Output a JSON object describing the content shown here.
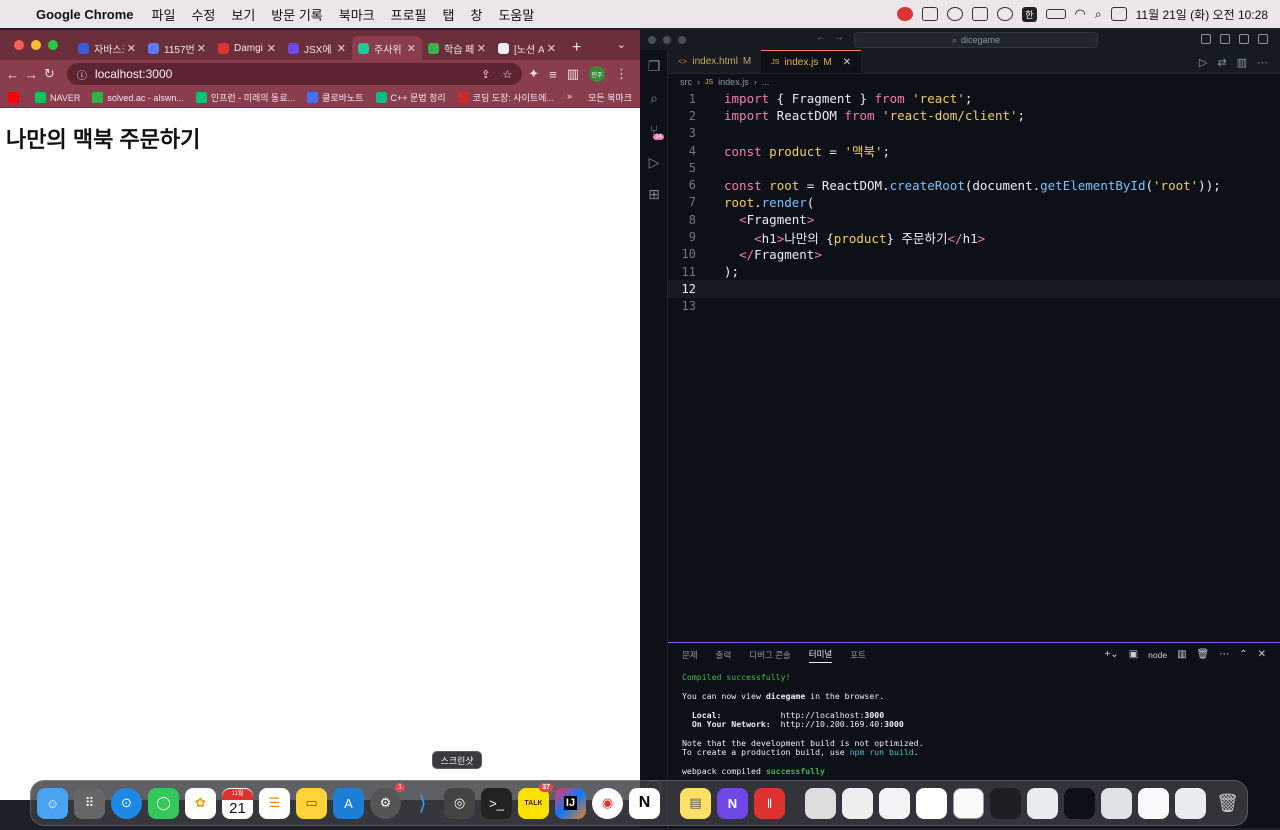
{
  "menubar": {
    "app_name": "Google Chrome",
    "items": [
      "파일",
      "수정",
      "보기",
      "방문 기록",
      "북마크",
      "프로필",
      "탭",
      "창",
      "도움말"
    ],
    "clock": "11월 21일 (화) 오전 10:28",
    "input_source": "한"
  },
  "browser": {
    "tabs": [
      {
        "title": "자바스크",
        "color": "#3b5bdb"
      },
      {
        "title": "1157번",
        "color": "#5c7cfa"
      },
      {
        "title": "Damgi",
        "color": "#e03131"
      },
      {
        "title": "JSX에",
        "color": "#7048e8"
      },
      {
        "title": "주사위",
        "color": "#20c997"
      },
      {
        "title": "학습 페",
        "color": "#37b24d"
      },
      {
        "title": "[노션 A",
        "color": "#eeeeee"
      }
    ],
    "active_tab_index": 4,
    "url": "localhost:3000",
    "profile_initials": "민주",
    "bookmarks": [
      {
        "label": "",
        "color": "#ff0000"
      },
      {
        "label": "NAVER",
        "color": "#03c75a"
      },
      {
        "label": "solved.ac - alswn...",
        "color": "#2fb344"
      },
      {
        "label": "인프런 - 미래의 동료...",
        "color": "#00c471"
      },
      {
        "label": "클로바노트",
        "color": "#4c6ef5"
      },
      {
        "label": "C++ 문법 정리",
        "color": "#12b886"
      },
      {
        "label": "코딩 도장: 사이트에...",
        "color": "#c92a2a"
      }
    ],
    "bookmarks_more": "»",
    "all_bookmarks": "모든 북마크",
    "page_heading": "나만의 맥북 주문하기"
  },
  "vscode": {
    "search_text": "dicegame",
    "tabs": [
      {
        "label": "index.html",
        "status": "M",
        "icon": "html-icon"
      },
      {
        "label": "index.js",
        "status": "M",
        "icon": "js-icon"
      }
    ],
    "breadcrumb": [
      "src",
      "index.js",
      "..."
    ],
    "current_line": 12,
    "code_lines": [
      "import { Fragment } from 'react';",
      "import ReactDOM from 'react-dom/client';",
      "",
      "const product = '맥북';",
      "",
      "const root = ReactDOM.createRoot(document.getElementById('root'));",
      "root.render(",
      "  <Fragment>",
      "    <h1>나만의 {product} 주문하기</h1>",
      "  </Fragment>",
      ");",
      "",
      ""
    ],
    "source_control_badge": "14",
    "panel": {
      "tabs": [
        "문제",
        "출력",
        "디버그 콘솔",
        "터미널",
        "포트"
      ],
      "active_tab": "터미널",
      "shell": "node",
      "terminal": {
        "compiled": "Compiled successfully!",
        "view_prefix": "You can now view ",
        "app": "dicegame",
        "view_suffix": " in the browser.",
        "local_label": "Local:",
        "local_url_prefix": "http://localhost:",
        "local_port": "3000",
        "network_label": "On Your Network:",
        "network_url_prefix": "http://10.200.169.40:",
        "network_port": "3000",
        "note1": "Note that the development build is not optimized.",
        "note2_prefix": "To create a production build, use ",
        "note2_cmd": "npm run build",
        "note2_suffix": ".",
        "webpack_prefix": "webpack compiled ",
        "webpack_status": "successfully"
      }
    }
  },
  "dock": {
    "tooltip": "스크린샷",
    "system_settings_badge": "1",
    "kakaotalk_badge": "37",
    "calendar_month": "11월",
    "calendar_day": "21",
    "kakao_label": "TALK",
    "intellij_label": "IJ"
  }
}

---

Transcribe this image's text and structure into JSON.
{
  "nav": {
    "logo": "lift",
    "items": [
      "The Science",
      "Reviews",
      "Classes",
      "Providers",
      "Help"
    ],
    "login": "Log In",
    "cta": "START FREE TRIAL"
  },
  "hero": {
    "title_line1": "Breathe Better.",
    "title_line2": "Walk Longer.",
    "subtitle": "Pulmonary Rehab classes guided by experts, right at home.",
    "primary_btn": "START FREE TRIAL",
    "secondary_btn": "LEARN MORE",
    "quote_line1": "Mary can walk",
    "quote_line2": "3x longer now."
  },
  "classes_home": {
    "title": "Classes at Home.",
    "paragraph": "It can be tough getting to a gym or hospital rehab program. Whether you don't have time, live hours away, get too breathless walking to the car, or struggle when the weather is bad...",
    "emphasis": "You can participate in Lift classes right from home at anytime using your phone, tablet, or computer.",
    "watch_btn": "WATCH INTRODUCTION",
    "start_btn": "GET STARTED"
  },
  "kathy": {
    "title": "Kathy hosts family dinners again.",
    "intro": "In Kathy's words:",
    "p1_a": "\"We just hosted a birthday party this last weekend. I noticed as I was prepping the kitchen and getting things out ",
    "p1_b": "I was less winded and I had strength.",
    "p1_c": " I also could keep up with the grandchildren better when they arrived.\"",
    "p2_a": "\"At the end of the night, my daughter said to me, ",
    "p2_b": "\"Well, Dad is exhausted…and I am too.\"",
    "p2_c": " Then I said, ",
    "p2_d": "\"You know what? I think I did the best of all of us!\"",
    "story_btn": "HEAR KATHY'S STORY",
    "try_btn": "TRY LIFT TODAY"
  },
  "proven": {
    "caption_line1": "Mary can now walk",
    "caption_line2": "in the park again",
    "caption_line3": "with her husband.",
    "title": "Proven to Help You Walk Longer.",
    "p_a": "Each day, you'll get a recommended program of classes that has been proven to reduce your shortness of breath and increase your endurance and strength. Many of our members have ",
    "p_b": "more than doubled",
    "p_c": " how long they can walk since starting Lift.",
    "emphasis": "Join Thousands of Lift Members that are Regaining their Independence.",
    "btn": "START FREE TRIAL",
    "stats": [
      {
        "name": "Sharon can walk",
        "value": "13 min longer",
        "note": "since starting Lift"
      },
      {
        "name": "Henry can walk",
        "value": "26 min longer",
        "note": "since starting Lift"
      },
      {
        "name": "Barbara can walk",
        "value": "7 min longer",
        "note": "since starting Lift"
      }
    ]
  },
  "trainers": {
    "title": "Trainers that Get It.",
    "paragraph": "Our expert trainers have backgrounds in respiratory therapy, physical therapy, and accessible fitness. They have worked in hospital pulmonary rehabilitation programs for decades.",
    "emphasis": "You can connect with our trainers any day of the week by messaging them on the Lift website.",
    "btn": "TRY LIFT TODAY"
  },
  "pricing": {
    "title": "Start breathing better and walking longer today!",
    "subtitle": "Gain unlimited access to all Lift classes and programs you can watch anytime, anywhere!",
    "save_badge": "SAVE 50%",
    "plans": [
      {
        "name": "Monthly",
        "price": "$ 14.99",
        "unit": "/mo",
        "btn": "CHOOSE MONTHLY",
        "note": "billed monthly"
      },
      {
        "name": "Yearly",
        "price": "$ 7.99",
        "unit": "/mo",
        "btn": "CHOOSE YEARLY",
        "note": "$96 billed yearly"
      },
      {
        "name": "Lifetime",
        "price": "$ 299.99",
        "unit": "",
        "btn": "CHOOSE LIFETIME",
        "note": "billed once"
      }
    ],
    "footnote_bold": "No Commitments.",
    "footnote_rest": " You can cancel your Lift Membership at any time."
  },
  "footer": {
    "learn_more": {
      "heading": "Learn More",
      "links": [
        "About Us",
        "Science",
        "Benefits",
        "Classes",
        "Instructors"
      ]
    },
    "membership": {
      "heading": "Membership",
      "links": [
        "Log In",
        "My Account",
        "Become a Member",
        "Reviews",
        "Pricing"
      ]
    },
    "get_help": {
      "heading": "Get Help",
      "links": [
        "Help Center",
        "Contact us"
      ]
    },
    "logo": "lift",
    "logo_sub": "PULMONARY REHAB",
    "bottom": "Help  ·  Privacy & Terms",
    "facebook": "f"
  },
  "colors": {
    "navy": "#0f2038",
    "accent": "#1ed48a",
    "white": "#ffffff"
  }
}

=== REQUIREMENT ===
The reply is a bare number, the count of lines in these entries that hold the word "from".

=== OUTPUT ===
3